DATA FOR ANALYSIS
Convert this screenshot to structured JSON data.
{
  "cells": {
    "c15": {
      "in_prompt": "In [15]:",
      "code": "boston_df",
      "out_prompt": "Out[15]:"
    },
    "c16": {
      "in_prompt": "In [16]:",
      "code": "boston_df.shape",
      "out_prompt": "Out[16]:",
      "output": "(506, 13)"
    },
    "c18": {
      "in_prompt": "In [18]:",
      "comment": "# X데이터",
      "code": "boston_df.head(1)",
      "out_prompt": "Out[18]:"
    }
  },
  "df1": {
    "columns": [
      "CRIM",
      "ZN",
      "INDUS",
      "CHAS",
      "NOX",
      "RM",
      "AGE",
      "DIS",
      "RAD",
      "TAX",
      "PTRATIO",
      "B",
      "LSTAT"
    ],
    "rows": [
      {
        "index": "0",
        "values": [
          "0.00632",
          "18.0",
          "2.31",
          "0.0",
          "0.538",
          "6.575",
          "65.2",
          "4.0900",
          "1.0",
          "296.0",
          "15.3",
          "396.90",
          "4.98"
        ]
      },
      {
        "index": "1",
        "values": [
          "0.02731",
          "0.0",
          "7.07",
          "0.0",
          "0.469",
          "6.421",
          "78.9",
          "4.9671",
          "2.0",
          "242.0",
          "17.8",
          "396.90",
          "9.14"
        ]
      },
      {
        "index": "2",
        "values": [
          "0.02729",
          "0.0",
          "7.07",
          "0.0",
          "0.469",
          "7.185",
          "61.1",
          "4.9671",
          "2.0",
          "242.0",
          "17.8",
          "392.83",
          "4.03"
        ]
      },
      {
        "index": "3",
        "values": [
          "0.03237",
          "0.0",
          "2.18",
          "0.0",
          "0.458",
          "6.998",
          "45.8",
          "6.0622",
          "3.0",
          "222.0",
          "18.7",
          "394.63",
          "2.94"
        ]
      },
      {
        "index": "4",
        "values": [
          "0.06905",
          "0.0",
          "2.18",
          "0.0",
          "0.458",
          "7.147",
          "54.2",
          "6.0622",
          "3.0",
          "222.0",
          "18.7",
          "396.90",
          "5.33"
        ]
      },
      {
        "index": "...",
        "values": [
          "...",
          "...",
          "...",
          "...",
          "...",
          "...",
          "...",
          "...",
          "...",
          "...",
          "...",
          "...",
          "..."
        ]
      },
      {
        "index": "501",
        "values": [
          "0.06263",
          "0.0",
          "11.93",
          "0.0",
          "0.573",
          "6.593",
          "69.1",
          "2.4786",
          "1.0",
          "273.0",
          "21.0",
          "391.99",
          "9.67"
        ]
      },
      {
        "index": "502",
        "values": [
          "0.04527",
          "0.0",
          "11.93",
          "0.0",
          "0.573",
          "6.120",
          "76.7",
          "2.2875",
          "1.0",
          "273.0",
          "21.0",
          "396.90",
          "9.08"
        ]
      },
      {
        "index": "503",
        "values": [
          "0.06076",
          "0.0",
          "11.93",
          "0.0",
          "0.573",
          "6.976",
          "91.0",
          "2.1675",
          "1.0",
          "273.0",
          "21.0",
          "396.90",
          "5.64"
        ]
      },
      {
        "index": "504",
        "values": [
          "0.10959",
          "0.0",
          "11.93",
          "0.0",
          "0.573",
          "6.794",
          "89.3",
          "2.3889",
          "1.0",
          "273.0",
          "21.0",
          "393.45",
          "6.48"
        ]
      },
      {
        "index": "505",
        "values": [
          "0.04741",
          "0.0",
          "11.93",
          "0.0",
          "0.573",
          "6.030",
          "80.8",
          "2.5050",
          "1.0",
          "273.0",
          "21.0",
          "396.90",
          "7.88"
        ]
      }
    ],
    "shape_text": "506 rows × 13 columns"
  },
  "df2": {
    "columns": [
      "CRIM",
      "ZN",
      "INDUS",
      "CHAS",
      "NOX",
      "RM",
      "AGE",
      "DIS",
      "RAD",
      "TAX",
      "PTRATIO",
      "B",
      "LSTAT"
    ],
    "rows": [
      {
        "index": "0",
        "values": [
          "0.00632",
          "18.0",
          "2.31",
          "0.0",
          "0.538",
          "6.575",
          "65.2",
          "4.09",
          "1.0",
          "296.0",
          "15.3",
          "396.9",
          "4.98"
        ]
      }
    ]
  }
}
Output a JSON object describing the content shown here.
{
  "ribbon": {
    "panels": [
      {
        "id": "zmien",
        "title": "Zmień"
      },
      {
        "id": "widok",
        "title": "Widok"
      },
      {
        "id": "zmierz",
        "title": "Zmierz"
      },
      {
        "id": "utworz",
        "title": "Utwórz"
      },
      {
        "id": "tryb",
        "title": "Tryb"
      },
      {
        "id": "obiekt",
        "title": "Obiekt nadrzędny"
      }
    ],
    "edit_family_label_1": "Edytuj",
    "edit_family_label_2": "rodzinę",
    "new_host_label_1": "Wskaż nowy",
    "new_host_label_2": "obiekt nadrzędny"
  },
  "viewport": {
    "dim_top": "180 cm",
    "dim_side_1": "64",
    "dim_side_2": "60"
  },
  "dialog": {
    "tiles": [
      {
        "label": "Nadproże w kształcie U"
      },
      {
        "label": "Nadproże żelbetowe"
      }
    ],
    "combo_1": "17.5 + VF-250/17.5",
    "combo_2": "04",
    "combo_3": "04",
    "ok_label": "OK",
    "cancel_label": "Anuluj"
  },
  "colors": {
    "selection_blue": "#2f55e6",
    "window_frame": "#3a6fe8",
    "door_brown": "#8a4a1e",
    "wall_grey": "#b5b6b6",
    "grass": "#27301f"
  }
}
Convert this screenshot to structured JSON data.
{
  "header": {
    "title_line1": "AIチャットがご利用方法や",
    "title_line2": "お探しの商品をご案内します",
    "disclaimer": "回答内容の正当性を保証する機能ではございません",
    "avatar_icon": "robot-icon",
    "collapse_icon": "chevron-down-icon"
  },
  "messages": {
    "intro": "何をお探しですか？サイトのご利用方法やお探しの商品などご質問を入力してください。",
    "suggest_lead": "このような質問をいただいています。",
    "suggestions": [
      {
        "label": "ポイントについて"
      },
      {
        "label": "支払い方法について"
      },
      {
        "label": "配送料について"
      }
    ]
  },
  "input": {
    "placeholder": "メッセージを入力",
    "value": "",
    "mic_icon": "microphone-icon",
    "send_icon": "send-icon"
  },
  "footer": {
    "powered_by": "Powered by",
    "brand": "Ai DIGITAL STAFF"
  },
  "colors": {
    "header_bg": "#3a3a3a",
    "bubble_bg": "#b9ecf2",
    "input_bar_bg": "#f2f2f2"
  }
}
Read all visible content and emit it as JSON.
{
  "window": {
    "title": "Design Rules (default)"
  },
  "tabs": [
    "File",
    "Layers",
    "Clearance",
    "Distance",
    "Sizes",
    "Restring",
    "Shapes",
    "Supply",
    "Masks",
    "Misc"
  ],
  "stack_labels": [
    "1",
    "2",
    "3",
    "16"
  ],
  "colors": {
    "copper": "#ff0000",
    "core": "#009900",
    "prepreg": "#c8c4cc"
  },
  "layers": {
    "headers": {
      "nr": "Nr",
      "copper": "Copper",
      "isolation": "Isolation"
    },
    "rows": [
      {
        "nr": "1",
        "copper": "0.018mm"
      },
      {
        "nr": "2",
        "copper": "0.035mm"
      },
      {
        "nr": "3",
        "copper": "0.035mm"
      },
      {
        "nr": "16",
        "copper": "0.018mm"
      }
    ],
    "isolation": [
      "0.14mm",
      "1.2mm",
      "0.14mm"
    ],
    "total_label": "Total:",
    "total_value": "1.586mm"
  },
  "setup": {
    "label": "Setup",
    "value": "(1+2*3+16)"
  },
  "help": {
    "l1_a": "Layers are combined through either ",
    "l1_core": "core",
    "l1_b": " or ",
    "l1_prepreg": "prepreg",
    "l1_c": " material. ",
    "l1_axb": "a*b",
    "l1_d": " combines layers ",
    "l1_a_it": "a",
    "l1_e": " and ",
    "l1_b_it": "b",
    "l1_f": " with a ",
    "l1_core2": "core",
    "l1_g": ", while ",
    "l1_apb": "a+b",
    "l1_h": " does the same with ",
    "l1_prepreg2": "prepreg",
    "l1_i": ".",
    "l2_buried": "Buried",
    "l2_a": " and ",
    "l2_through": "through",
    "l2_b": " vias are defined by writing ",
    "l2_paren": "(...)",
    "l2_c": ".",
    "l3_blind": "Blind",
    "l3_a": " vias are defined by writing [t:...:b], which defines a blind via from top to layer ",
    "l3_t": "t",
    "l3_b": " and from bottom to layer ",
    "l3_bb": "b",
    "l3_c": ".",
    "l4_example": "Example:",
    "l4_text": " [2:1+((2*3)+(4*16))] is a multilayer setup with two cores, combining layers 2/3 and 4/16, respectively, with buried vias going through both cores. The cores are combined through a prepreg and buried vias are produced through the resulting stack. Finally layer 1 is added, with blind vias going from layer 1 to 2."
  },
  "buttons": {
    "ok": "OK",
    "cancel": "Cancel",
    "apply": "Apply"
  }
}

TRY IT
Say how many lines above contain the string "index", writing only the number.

OUTPUT
12